Deputy G.W.J. de Faye: If I am advised that buffering mounds are what is required I will certainly ensure that buffering mounds are in place. I repeat once again, I am disappointed with the way the Deputy has put this question. There is absolutely no linkage whatsoever between the gas explosion in Tunnell Street in 1982 -over 20 years ago -and the types of risk assessment and safety procedures that are in hand now. I regret to say that this is a piece of political opportunism that amounts to scare-mongering.

2.5.2 Deputy G.C.L. Baudains of St. Clement: I am disappointed with the Minister's answers and his cavalier attitude. Is the Minister familiar with the phrase of having all one's eggs in one basket?

Deputy G.W.J. de Faye: Yes, I am familiar with that phrase, Sir.

Deputy G.C.L. Baudains: In that case, what is he going to do about it?

Deputy G.W.J. de Faye: I am afraid I do not have any eggs in stock at the moment, Sir.

2.5.3 Deputy C.H. Egré of St. Peter: If I could add confirmation through the Minister. Could the Minister confirm that there is ongoing risk assessment for that area and we are moving forward, other than what happened in 1999?

Deputy G.W.J. de Faye: Yes, I can confirm that in conjunction with the Planning Department, Fire and Rescue Services and the Health and Safety Inspectorate, the Transport and Technical Services Department is currently considering all aspects of the long-term plans for development of the La Collette 2 site, which includes the potential for hazard by the location of the L.P.G. plant and the fuel depot.

I was once told by someone who knew about these things (Buncefield 'veteran') that if La Collette went up, it would "take the top off St Thomas's Church". So, we built an incinerator right next door. Is it any wonder that certain folks would like to see the 'Fuel Farm' (what an odd expression) relocated to Les Minquiers?"

A Facebook friend told me:

I was once told by someone who knew about these things (Buncefield 'veteran') that if La Collette went up, it would "take the top off St Thomas's Church". So, we built an incinerator right next door. Is it any wonder that certain folks would like to see the 'Fuel Farm' (what an odd expression) relocated to Les Minquiers?"

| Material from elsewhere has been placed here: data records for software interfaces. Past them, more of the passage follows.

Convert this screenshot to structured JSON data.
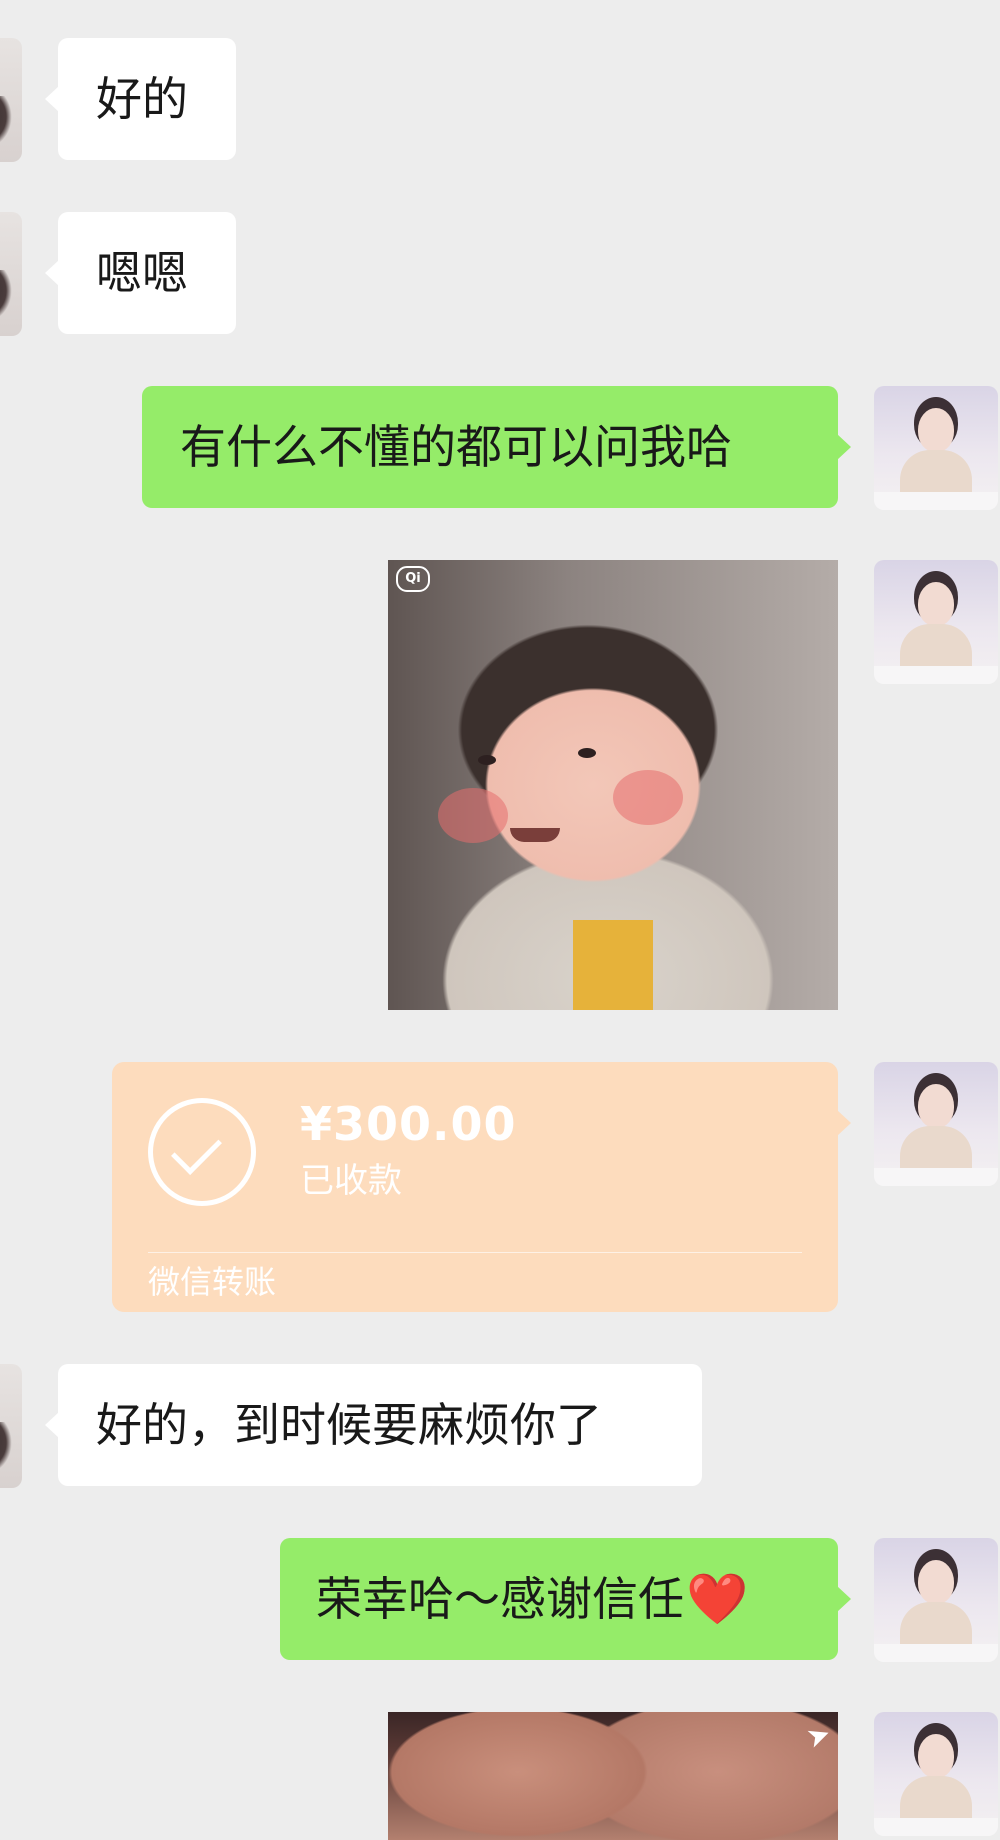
{
  "messages": [
    {
      "side": "in",
      "type": "text",
      "text": "好的"
    },
    {
      "side": "in",
      "type": "text",
      "text": "嗯嗯"
    },
    {
      "side": "out",
      "type": "text",
      "text": "有什么不懂的都可以问我哈"
    },
    {
      "side": "out",
      "type": "sticker"
    },
    {
      "side": "out",
      "type": "transfer",
      "amount": "¥300.00",
      "status": "已收款",
      "label": "微信转账"
    },
    {
      "side": "in",
      "type": "text",
      "text": "好的，到时候要麻烦你了"
    },
    {
      "side": "out",
      "type": "text",
      "text": "荣幸哈～感谢信任",
      "emoji": "❤️"
    },
    {
      "side": "out",
      "type": "sticker"
    }
  ],
  "colors": {
    "background": "#ededed",
    "incoming_bubble": "#ffffff",
    "outgoing_bubble": "#95ec69",
    "transfer_card": "#fddcbd"
  }
}
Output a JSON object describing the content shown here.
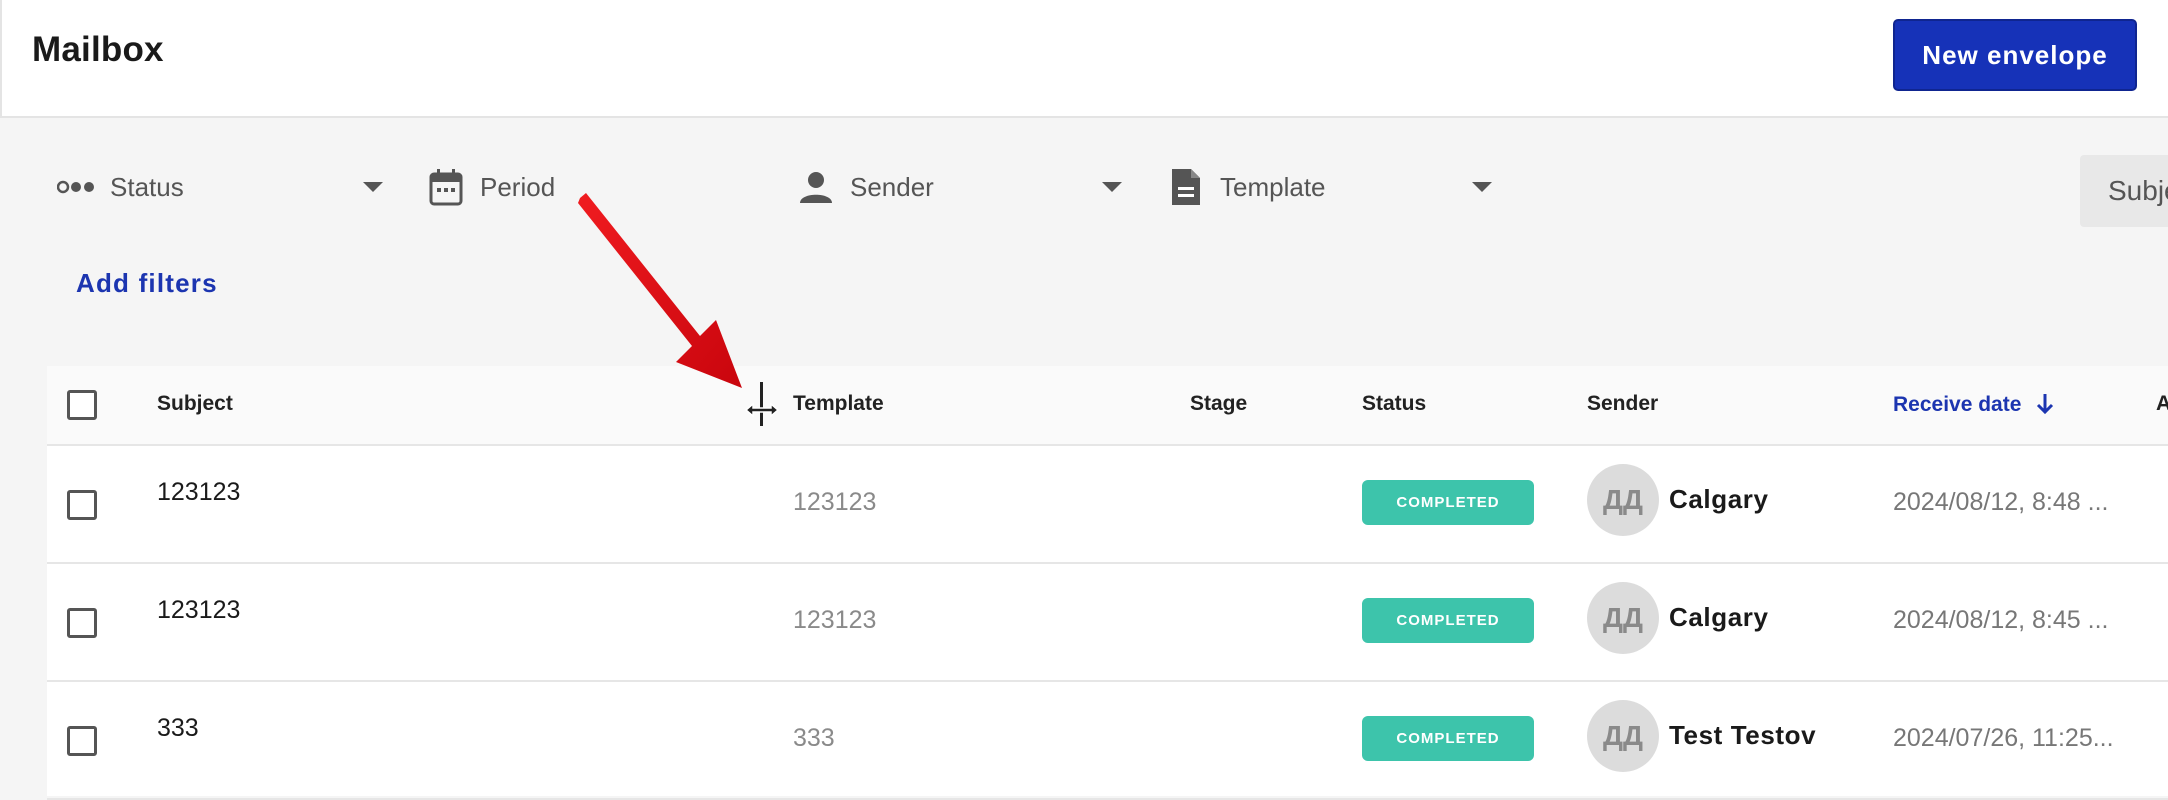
{
  "header": {
    "title": "Mailbox",
    "new_envelope_label": "New envelope"
  },
  "filters": {
    "status_label": "Status",
    "period_label": "Period",
    "sender_label": "Sender",
    "template_label": "Template",
    "subject_search_placeholder": "Subject",
    "add_filters_label": "Add filters"
  },
  "table": {
    "columns": {
      "subject": "Subject",
      "template": "Template",
      "stage": "Stage",
      "status": "Status",
      "sender": "Sender",
      "receive_date": "Receive date",
      "extra": "A"
    },
    "sort": {
      "column": "receive_date",
      "direction": "desc"
    },
    "rows": [
      {
        "subject": "123123",
        "template": "123123",
        "stage": "",
        "status": "COMPLETED",
        "avatar": "ДД",
        "sender": "Calgary",
        "receive_date": "2024/08/12, 8:48 ..."
      },
      {
        "subject": "123123",
        "template": "123123",
        "stage": "",
        "status": "COMPLETED",
        "avatar": "ДД",
        "sender": "Calgary",
        "receive_date": "2024/08/12, 8:45 ..."
      },
      {
        "subject": "333",
        "template": "333",
        "stage": "",
        "status": "COMPLETED",
        "avatar": "ДД",
        "sender": "Test Testov",
        "receive_date": "2024/07/26, 11:25..."
      }
    ]
  },
  "colors": {
    "primary": "#1632b8",
    "status_completed": "#3dc4ab",
    "annotation_arrow": "#e8141c"
  },
  "icons": {
    "status": "dots-icon",
    "period": "calendar-icon",
    "sender": "person-icon",
    "template": "document-icon",
    "sort": "arrow-down-icon",
    "cursor": "column-resize-cursor-icon"
  }
}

Perhaps it is time to publicise what risk assessment has been produced for La Collette?

1 comment:

James said...

If anyone ever wanted sufficient reason to take away Jersey's much-vaunted status as a crown dependency and reduce it to - say - the level of an English district council, the three words "Guy", "de", and "Faye" would be more than sufficient...